Any ninja worth his itching powder knows how to use every weapon in his arsenal, and how to turn any innocuous item into a weapon.
The same goes for constructing fiction. SPaG (spelling, punctuation and grammar) is a handy set of three pouches on the tool belt of every modern fiction ninja. Know your SPaG, love your SPaG. Your stories will be choppy and amateurish without at least a basic knowledge of these three tools, and might be so bad that no editor will want to wade through the fetid swamp of your mistakes.
Often what I see in inexperienced writing (not young writing per se: one can be inexperienced at writing at every age) is a lack of grasping the rules behind SPaG. This can lead to inconsistent mistakes, where sometimes the writing is done properly and sometimes the same set of mistakes crop up.
It makes me want to smack everyone. English literacy should not be an option, people! There are rules. Just like for soccer, chess, driving a car, any complex game or task. Either they weren't taught correctly, or they weren't learned correctly. Or both. But there should be smackage for not getting it right. We text, speak and type in this language. How pathetic that we can't get it right, especially if it's the only one we know!

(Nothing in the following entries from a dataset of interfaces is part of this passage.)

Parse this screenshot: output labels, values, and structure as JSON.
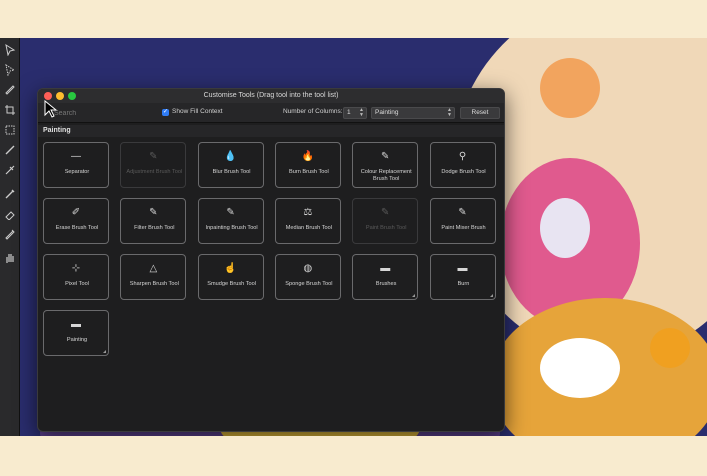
{
  "dialog": {
    "title": "Customise Tools (Drag tool into the tool list)",
    "search_placeholder": "Search",
    "show_fill_context_label": "Show Fill Context",
    "show_fill_context_checked": true,
    "columns_label": "Number of Columns:",
    "columns_value": "1",
    "category_value": "Painting",
    "reset_label": "Reset",
    "section_title": "Painting"
  },
  "colors": {
    "close": "#fe5f57",
    "minimize": "#febc2e",
    "zoom": "#28c840",
    "accent": "#2f7cf6"
  },
  "tools": [
    {
      "label": "Separator",
      "icon": "separator-icon",
      "glyph": "—",
      "disabled": false,
      "group": false
    },
    {
      "label": "Adjustment Brush Tool",
      "icon": "adjustment-brush-icon",
      "glyph": "✎",
      "disabled": true,
      "group": false
    },
    {
      "label": "Blur Brush Tool",
      "icon": "blur-brush-icon",
      "glyph": "💧",
      "disabled": false,
      "group": false
    },
    {
      "label": "Burn Brush Tool",
      "icon": "burn-brush-icon",
      "glyph": "🔥",
      "disabled": false,
      "group": false
    },
    {
      "label": "Colour Replacement Brush Tool",
      "icon": "colour-replacement-brush-icon",
      "glyph": "✎",
      "disabled": false,
      "group": false
    },
    {
      "label": "Dodge Brush Tool",
      "icon": "dodge-brush-icon",
      "glyph": "⚲",
      "disabled": false,
      "group": false
    },
    {
      "label": "Erase Brush Tool",
      "icon": "erase-brush-icon",
      "glyph": "✐",
      "disabled": false,
      "group": false
    },
    {
      "label": "Filter Brush Tool",
      "icon": "filter-brush-icon",
      "glyph": "✎",
      "disabled": false,
      "group": false
    },
    {
      "label": "Inpainting Brush Tool",
      "icon": "inpainting-brush-icon",
      "glyph": "✎",
      "disabled": false,
      "group": false
    },
    {
      "label": "Median Brush Tool",
      "icon": "median-brush-icon",
      "glyph": "⚖",
      "disabled": false,
      "group": false
    },
    {
      "label": "Paint Brush Tool",
      "icon": "paint-brush-icon",
      "glyph": "✎",
      "disabled": true,
      "group": false
    },
    {
      "label": "Paint Mixer Brush",
      "icon": "paint-mixer-brush-icon",
      "glyph": "✎",
      "disabled": false,
      "group": false
    },
    {
      "label": "Pixel Tool",
      "icon": "pixel-tool-icon",
      "glyph": "⊹",
      "disabled": false,
      "group": false
    },
    {
      "label": "Sharpen Brush Tool",
      "icon": "sharpen-brush-icon",
      "glyph": "△",
      "disabled": false,
      "group": false
    },
    {
      "label": "Smudge Brush Tool",
      "icon": "smudge-brush-icon",
      "glyph": "☝",
      "disabled": false,
      "group": false
    },
    {
      "label": "Sponge Brush Tool",
      "icon": "sponge-brush-icon",
      "glyph": "◍",
      "disabled": false,
      "group": false
    },
    {
      "label": "Brushes",
      "icon": "folder-icon",
      "glyph": "▬",
      "disabled": false,
      "group": true
    },
    {
      "label": "Burn",
      "icon": "folder-icon",
      "glyph": "▬",
      "disabled": false,
      "group": true
    },
    {
      "label": "Painting",
      "icon": "folder-icon",
      "glyph": "▬",
      "disabled": false,
      "group": true
    }
  ],
  "toolbar_icons": [
    "move-icon",
    "select-icon",
    "pen-icon",
    "crop-icon",
    "transform-icon",
    "brush-icon",
    "eyedropper-icon",
    "paint-brush-icon",
    "eraser-icon",
    "hand-icon"
  ]
}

And no, lolcats, 1337speak and txspk are not true languages. They're sub-quality translations for people with a short attention span and/or a desire to avoid carpal tunnel.
Back to SPaG: If you learn the rules that govern writing proper sentences, then you can free your mind from guessing how to put things (excluding artistic expression, of course!) and let it roam over to the imagination factory instead. Or, alternately, you can use some brain cells to care about how your story appears to others who also knows the rules of SPaG.

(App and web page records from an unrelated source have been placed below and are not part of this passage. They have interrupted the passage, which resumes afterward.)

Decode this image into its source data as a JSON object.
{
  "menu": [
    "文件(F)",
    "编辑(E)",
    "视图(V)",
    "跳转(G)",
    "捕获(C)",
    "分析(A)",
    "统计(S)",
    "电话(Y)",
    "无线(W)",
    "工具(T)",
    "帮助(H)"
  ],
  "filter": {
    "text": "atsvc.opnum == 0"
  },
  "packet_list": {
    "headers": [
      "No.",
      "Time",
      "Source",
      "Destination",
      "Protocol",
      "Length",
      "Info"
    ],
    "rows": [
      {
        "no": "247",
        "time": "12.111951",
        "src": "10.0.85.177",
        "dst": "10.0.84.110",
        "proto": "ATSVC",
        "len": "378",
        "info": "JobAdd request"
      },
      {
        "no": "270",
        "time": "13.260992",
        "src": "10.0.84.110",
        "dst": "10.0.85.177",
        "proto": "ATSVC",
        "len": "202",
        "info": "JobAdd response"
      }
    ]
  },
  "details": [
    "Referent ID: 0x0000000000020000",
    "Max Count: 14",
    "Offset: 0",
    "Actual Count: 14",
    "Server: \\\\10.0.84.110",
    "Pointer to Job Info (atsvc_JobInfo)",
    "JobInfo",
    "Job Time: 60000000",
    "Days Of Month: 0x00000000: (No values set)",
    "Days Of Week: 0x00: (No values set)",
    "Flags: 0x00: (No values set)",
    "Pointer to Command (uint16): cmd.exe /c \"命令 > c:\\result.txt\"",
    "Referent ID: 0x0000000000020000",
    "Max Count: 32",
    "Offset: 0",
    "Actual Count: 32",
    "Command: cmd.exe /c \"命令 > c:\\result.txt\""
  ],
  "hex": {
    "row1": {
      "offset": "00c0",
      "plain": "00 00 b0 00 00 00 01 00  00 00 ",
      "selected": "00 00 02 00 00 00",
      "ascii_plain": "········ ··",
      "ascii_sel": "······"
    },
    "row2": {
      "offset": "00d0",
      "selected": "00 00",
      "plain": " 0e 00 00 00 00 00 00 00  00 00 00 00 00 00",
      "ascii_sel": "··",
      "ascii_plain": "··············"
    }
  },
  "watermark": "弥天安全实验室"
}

The most common mistakes that I see involve dialogue. Where the heck do you put that comma: inside or outside? It goes inside, if it's part of what the person is saying.
"I put my comma here," Jasmine said.
The exception is if you're talking about something that you put in quotes, which isn't really dialogue. I could refer to "lolcats", with the comma outside, just like that. Since "lolcats" doesn't have a comma after the word every time you see it, it shouldn't have a comma when you refer to it in quotes.
Another dialogue punctuation issue is whether to have ending punctuation at all. You always do. Unless it's a lolcats issue as above. If they ask a question, you need that [?] inside the quote marks. If your character is exclaiming, the [!] goes inside the quote marks.
If your character finishes a sentence at the same time you do, the [.] goes inside the quote marks, thus:
"I just figured out where to put the punctuation."
If the character finishes a sentence that would normally get a [.] at the end, but you're not done writing your own sentence, it looks like this:
"I just figured out where to put the punctuation," Jasmine said.
If it's a question or an exclamation, then those symbols still go inside the quote mark at the end of the dialogue.
Which reminds me of something else I see too much: capitalization of the pronoun in that dialogue tag. Like this:
"What do you mean, I shouldn't capitalize the 'she' in this dialogue tag?" She asked.
The "She asked" there isn't its own sentence, so it doesn't get capitalized at the start. It's part of the dialogue sentence.
"Oh, so since it's just the same sentence, I don't need to capitalize my pronoun," she realized.
Yes, there we go. There is hope for you yet, my very young paduwan learner.
Be well, all, and Merry Christmas.